**What the task requires**.
Repeat every record below exactly, leaving out the pictures.

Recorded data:
[Start of Attachment]

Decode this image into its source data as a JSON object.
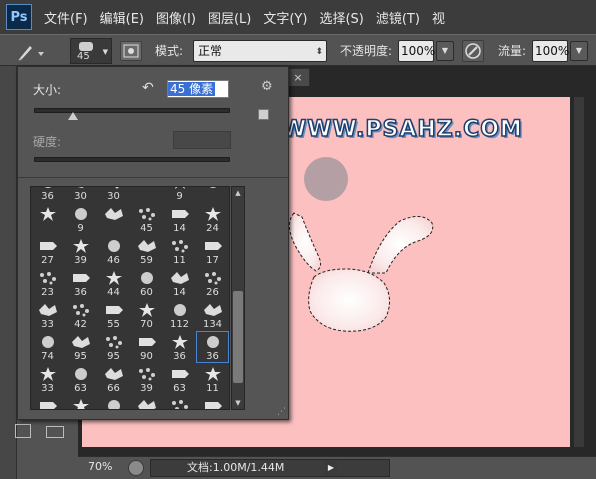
{
  "app": {
    "logo": "Ps"
  },
  "menu": [
    "文件(F)",
    "编辑(E)",
    "图像(I)",
    "图层(L)",
    "文字(Y)",
    "选择(S)",
    "滤镜(T)",
    "视"
  ],
  "options_bar": {
    "brush_size_value": "45",
    "mode_label": "模式:",
    "mode_value": "正常",
    "opacity_label": "不透明度:",
    "opacity_value": "100%",
    "flow_label": "流量:",
    "flow_value": "100%"
  },
  "document": {
    "tab_close": "×",
    "watermark": "WWW.PSAHZ.COM",
    "canvas_color": "#fcc0c0"
  },
  "status_bar": {
    "zoom": "70%",
    "doc_info": "文档:1.00M/1.44M"
  },
  "brush_picker": {
    "size_label": "大小:",
    "size_value": "45 像素",
    "size_level": 0.2,
    "hardness_label": "硬度:",
    "brush_numbers": [
      "36",
      "30",
      "30",
      "",
      "9",
      "",
      "",
      "9",
      "",
      "45",
      "14",
      "24",
      "27",
      "39",
      "46",
      "59",
      "11",
      "17",
      "23",
      "36",
      "44",
      "60",
      "14",
      "26",
      "33",
      "42",
      "55",
      "70",
      "112",
      "134",
      "74",
      "95",
      "95",
      "90",
      "36",
      "36",
      "33",
      "63",
      "66",
      "39",
      "63",
      "11",
      "",
      "",
      "",
      "",
      "",
      ""
    ],
    "selected_index": 35
  }
}
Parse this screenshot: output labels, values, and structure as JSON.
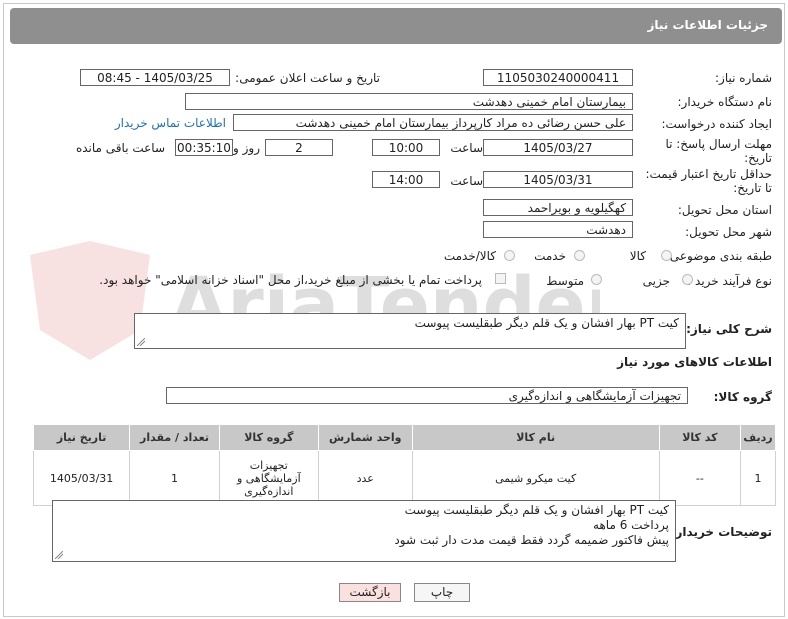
{
  "header": {
    "title": "جزئیات اطلاعات نیاز"
  },
  "fields": {
    "need_number_label": "شماره نیاز:",
    "need_number": "1105030240000411",
    "announce_label": "تاریخ و ساعت اعلان عمومی:",
    "announce_value": "1405/03/25 - 08:45",
    "buyer_org_label": "نام دستگاه خریدار:",
    "buyer_org": "بیمارستان امام خمینی دهدشت",
    "creator_label": "ایجاد کننده درخواست:",
    "creator": "علی حسن رضائی ده مراد کارپرداز بیمارستان امام خمینی دهدشت",
    "buyer_contact_link": "اطلاعات تماس خریدار",
    "deadline_label_1": "مهلت ارسال پاسخ: تا",
    "deadline_label_2": "تاریخ:",
    "deadline_date": "1405/03/27",
    "hour_label": "ساعت",
    "deadline_time": "10:00",
    "days_value": "2",
    "days_label": "روز و",
    "remaining_time": "00:35:10",
    "remaining_label": "ساعت باقی مانده",
    "validity_label_1": "حداقل تاریخ اعتبار قیمت:",
    "validity_label_2": "تا تاریخ:",
    "validity_date": "1405/03/31",
    "validity_hour_label": "ساعت",
    "validity_time": "14:00",
    "province_label": "استان محل تحویل:",
    "province": "کهگیلویه و بویراحمد",
    "city_label": "شهر محل تحویل:",
    "city": "دهدشت",
    "category_label": "طبقه بندی موضوعی:",
    "category_options": [
      "کالا",
      "خدمت",
      "کالا/خدمت"
    ],
    "process_label": "نوع فرآیند خرید :",
    "process_options": [
      "جزیی",
      "متوسط"
    ],
    "payment_note": "پرداخت تمام یا بخشی از مبلغ خرید،از محل \"اسناد خزانه اسلامی\" خواهد بود."
  },
  "description": {
    "label": "شرح کلی نیاز:",
    "value": "کیت PT بهار افشان و یک قلم دیگر طبقلیست پیوست"
  },
  "goods": {
    "section_title": "اطلاعات کالاهای مورد نیاز",
    "group_label": "گروه کالا:",
    "group_value": "تجهیزات آزمایشگاهی و اندازه‌گیری"
  },
  "table": {
    "headers": [
      "ردیف",
      "کد کالا",
      "نام کالا",
      "واحد شمارش",
      "گروه کالا",
      "تعداد / مقدار",
      "تاریخ نیاز"
    ],
    "rows": [
      [
        "1",
        "--",
        "کیت میکرو شیمی",
        "عدد",
        "تجهیزات آزمایشگاهی و اندازه‌گیری",
        "1",
        "1405/03/31"
      ]
    ]
  },
  "buyer_notes": {
    "label": "توضیحات خریدار:",
    "lines": [
      "کیت PT بهار افشان و یک قلم دیگر طبقلیست پیوست",
      "پرداخت 6 ماهه",
      "پیش فاکتور ضمیمه گردد فقط قیمت مدت دار ثبت شود"
    ]
  },
  "buttons": {
    "print": "چاپ",
    "back": "بازگشت"
  },
  "watermark": "AriaTender.net",
  "colors": {
    "header_bg": "#8f8f8f",
    "link": "#1f6fbf",
    "back_btn_bg": "#fbe0e0",
    "table_header_bg": "#c8c8c8"
  }
}
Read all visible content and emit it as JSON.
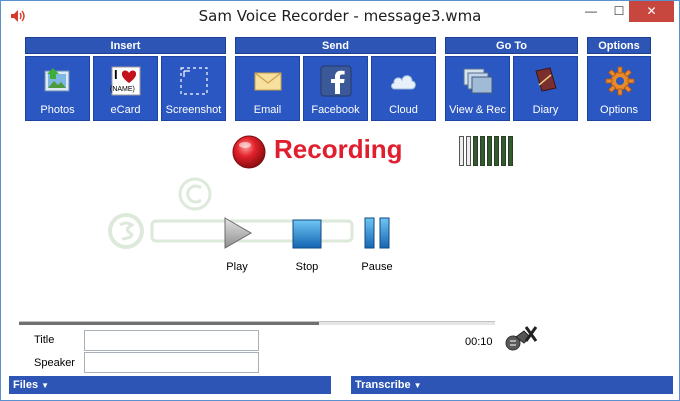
{
  "window": {
    "title": "Sam Voice Recorder - message3.wma",
    "minimize_glyph": "—",
    "maximize_glyph": "☐",
    "close_glyph": "✕"
  },
  "toolbar": {
    "groups": [
      {
        "header": "Insert",
        "buttons": [
          {
            "label": "Photos",
            "icon": "photos-icon"
          },
          {
            "label": "eCard",
            "icon": "ecard-icon"
          },
          {
            "label": "Screenshot",
            "icon": "screenshot-icon"
          }
        ]
      },
      {
        "header": "Send",
        "buttons": [
          {
            "label": "Email",
            "icon": "email-icon"
          },
          {
            "label": "Facebook",
            "icon": "facebook-icon"
          },
          {
            "label": "Cloud",
            "icon": "cloud-icon"
          }
        ]
      },
      {
        "header": "Go To",
        "buttons": [
          {
            "label": "View & Rec",
            "icon": "view-rec-icon"
          },
          {
            "label": "Diary",
            "icon": "diary-icon"
          }
        ]
      },
      {
        "header": "Options",
        "buttons": [
          {
            "label": "Options",
            "icon": "gear-icon"
          }
        ]
      }
    ],
    "ecard_icon_text": "(NAME)",
    "ecard_icon_letter": "I"
  },
  "status": {
    "recording_text": "Recording",
    "level_bars_total": 8,
    "level_bars_active": 6
  },
  "transport": {
    "play_label": "Play",
    "stop_label": "Stop",
    "pause_label": "Pause"
  },
  "progress": {
    "fraction": 0.63
  },
  "fields": {
    "title_label": "Title",
    "title_value": "",
    "speaker_label": "Speaker",
    "speaker_value": ""
  },
  "time_readout": "00:10",
  "bottom": {
    "files_label": "Files",
    "transcribe_label": "Transcribe"
  },
  "colors": {
    "accent": "#2b57c2",
    "recording_red": "#e01e2e",
    "close_button": "#c7463d"
  }
}
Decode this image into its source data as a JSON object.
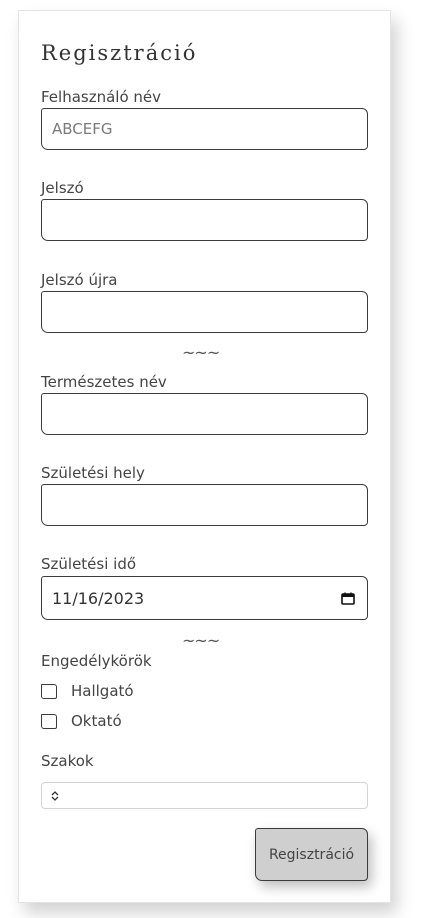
{
  "form": {
    "title": "Regisztráció",
    "username_label": "Felhasználó név",
    "username_value": "ABCEFG",
    "password_label": "Jelszó",
    "password_value": "",
    "password_again_label": "Jelszó újra",
    "password_again_value": "",
    "separator": "~~~",
    "natural_name_label": "Természetes név",
    "natural_name_value": "",
    "birth_place_label": "Születési hely",
    "birth_place_value": "",
    "birth_date_label": "Születési idő",
    "birth_date_value": "11/16/2023",
    "permissions_label": "Engedélykörök",
    "permissions": [
      {
        "label": "Hallgató",
        "checked": false
      },
      {
        "label": "Oktató",
        "checked": false
      }
    ],
    "majors_label": "Szakok",
    "majors_selected": "",
    "submit_label": "Regisztráció"
  },
  "icons": {
    "calendar": "calendar-icon",
    "select_arrows": "updown-chevron-icon"
  }
}
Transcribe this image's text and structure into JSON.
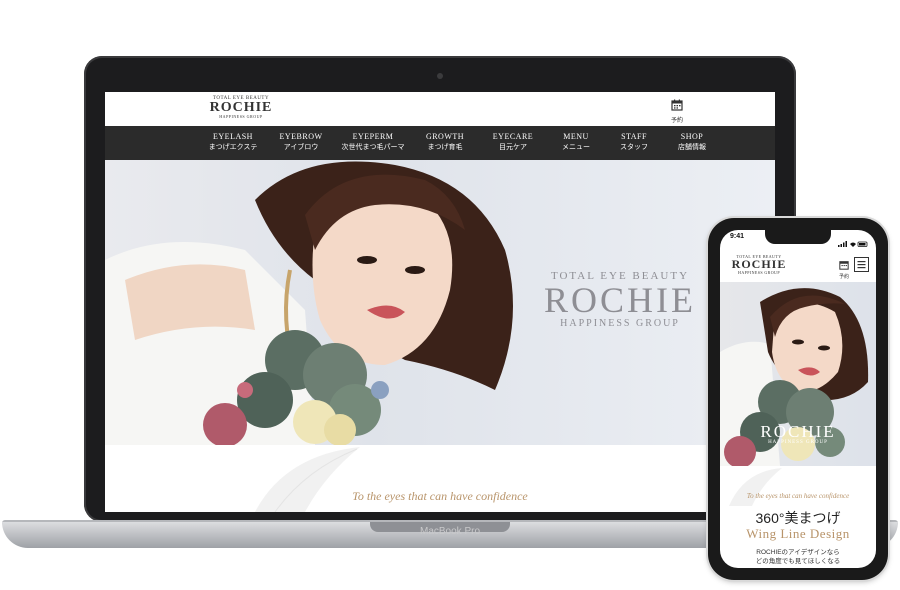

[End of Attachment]

**Written response**.
Decode this image into its source data as a JSON object.
{
  "app": {
    "logo": "Ps"
  },
  "menu": [
    "文件(F)",
    "编辑(E)",
    "图像(I)",
    "图层(L)",
    "文字(Y)",
    "选择(S)",
    "滤镜(T)",
    "视"
  ],
  "options_bar": {
    "brush_size_value": "45",
    "mode_label": "模式:",
    "mode_value": "正常",
    "opacity_label": "不透明度:",
    "opacity_value": "100%",
    "flow_label": "流量:",
    "flow_value": "100%"
  },
  "document": {
    "tab_close": "×",
    "watermark": "WWW.PSAHZ.COM",
    "canvas_color": "#fcc0c0"
  },
  "status_bar": {
    "zoom": "70%",
    "doc_info": "文档:1.00M/1.44M"
  },
  "brush_picker": {
    "size_label": "大小:",
    "size_value": "45 像素",
    "size_level": 0.2,
    "hardness_label": "硬度:",
    "brush_numbers": [
      "36",
      "30",
      "30",
      "",
      "9",
      "",
      "",
      "9",
      "",
      "45",
      "14",
      "24",
      "27",
      "39",
      "46",
      "59",
      "11",
      "17",
      "23",
      "36",
      "44",
      "60",
      "14",
      "26",
      "33",
      "42",
      "55",
      "70",
      "112",
      "134",
      "74",
      "95",
      "95",
      "90",
      "36",
      "36",
      "33",
      "63",
      "66",
      "39",
      "63",
      "11",
      "",
      "",
      "",
      "",
      "",
      ""
    ],
    "selected_index": 35
  }
}
Parse this screenshot: output labels, values, and structure as JSON.
{
  "header": {
    "title": "جزئیات اطلاعات نیاز"
  },
  "fields": {
    "need_number_label": "شماره نیاز:",
    "need_number": "1105030240000411",
    "announce_label": "تاریخ و ساعت اعلان عمومی:",
    "announce_value": "1405/03/25 - 08:45",
    "buyer_org_label": "نام دستگاه خریدار:",
    "buyer_org": "بیمارستان امام خمینی دهدشت",
    "creator_label": "ایجاد کننده درخواست:",
    "creator": "علی حسن رضائی ده مراد کارپرداز بیمارستان امام خمینی دهدشت",
    "buyer_contact_link": "اطلاعات تماس خریدار",
    "deadline_label_1": "مهلت ارسال پاسخ: تا",
    "deadline_label_2": "تاریخ:",
    "deadline_date": "1405/03/27",
    "hour_label": "ساعت",
    "deadline_time": "10:00",
    "days_value": "2",
    "days_label": "روز و",
    "remaining_time": "00:35:10",
    "remaining_label": "ساعت باقی مانده",
    "validity_label_1": "حداقل تاریخ اعتبار قیمت:",
    "validity_label_2": "تا تاریخ:",
    "validity_date": "1405/03/31",
    "validity_hour_label": "ساعت",
    "validity_time": "14:00",
    "province_label": "استان محل تحویل:",
    "province": "کهگیلویه و بویراحمد",
    "city_label": "شهر محل تحویل:",
    "city": "دهدشت",
    "category_label": "طبقه بندی موضوعی:",
    "category_options": [
      "کالا",
      "خدمت",
      "کالا/خدمت"
    ],
    "process_label": "نوع فرآیند خرید :",
    "process_options": [
      "جزیی",
      "متوسط"
    ],
    "payment_note": "پرداخت تمام یا بخشی از مبلغ خرید،از محل \"اسناد خزانه اسلامی\" خواهد بود."
  },
  "description": {
    "label": "شرح کلی نیاز:",
    "value": "کیت PT بهار افشان و یک قلم دیگر طبقلیست پیوست"
  },
  "goods": {
    "section_title": "اطلاعات کالاهای مورد نیاز",
    "group_label": "گروه کالا:",
    "group_value": "تجهیزات آزمایشگاهی و اندازه‌گیری"
  },
  "table": {
    "headers": [
      "ردیف",
      "کد کالا",
      "نام کالا",
      "واحد شمارش",
      "گروه کالا",
      "تعداد / مقدار",
      "تاریخ نیاز"
    ],
    "rows": [
      [
        "1",
        "--",
        "کیت میکرو شیمی",
        "عدد",
        "تجهیزات آزمایشگاهی و اندازه‌گیری",
        "1",
        "1405/03/31"
      ]
    ]
  },
  "buyer_notes": {
    "label": "توضیحات خریدار:",
    "lines": [
      "کیت PT بهار افشان و یک قلم دیگر طبقلیست پیوست",
      "پرداخت 6 ماهه",
      "پیش فاکتور ضمیمه گردد فقط قیمت مدت دار ثبت شود"
    ]
  },
  "buttons": {
    "print": "چاپ",
    "back": "بازگشت"
  },
  "watermark": "AriaTender.net",
  "colors": {
    "header_bg": "#8f8f8f",
    "link": "#1f6fbf",
    "back_btn_bg": "#fbe0e0",
    "table_header_bg": "#c8c8c8"
  }
}
Read all visible content and emit it as JSON.
{
  "window": {
    "title": "Sam Voice Recorder - message3.wma",
    "minimize_glyph": "—",
    "maximize_glyph": "☐",
    "close_glyph": "✕"
  },
  "toolbar": {
    "groups": [
      {
        "header": "Insert",
        "buttons": [
          {
            "label": "Photos",
            "icon": "photos-icon"
          },
          {
            "label": "eCard",
            "icon": "ecard-icon"
          },
          {
            "label": "Screenshot",
            "icon": "screenshot-icon"
          }
        ]
      },
      {
        "header": "Send",
        "buttons": [
          {
            "label": "Email",
            "icon": "email-icon"
          },
          {
            "label": "Facebook",
            "icon": "facebook-icon"
          },
          {
            "label": "Cloud",
            "icon": "cloud-icon"
          }
        ]
      },
      {
        "header": "Go To",
        "buttons": [
          {
            "label": "View & Rec",
            "icon": "view-rec-icon"
          },
          {
            "label": "Diary",
            "icon": "diary-icon"
          }
        ]
      },
      {
        "header": "Options",
        "buttons": [
          {
            "label": "Options",
            "icon": "gear-icon"
          }
        ]
      }
    ],
    "ecard_icon_text": "(NAME)",
    "ecard_icon_letter": "I"
  },
  "status": {
    "recording_text": "Recording",
    "level_bars_total": 8,
    "level_bars_active": 6
  },
  "transport": {
    "play_label": "Play",
    "stop_label": "Stop",
    "pause_label": "Pause"
  },
  "progress": {
    "fraction": 0.63
  },
  "fields": {
    "title_label": "Title",
    "title_value": "",
    "speaker_label": "Speaker",
    "speaker_value": ""
  },
  "time_readout": "00:10",
  "bottom": {
    "files_label": "Files",
    "transcribe_label": "Transcribe"
  },
  "colors": {
    "accent": "#2b57c2",
    "recording_red": "#e01e2e",
    "close_button": "#c7463d"
  }
}
Decode this image into its source data as a JSON object.
{
  "form": {
    "title": "Regisztráció",
    "username_label": "Felhasználó név",
    "username_value": "ABCEFG",
    "password_label": "Jelszó",
    "password_value": "",
    "password_again_label": "Jelszó újra",
    "password_again_value": "",
    "separator": "~~~",
    "natural_name_label": "Természetes név",
    "natural_name_value": "",
    "birth_place_label": "Születési hely",
    "birth_place_value": "",
    "birth_date_label": "Születési idő",
    "birth_date_value": "11/16/2023",
    "permissions_label": "Engedélykörök",
    "permissions": [
      {
        "label": "Hallgató",
        "checked": false
      },
      {
        "label": "Oktató",
        "checked": false
      }
    ],
    "majors_label": "Szakok",
    "majors_selected": "",
    "submit_label": "Regisztráció"
  },
  "icons": {
    "calendar": "calendar-icon",
    "select_arrows": "updown-chevron-icon"
  }
}
Transcribe this image's text and structure into JSON.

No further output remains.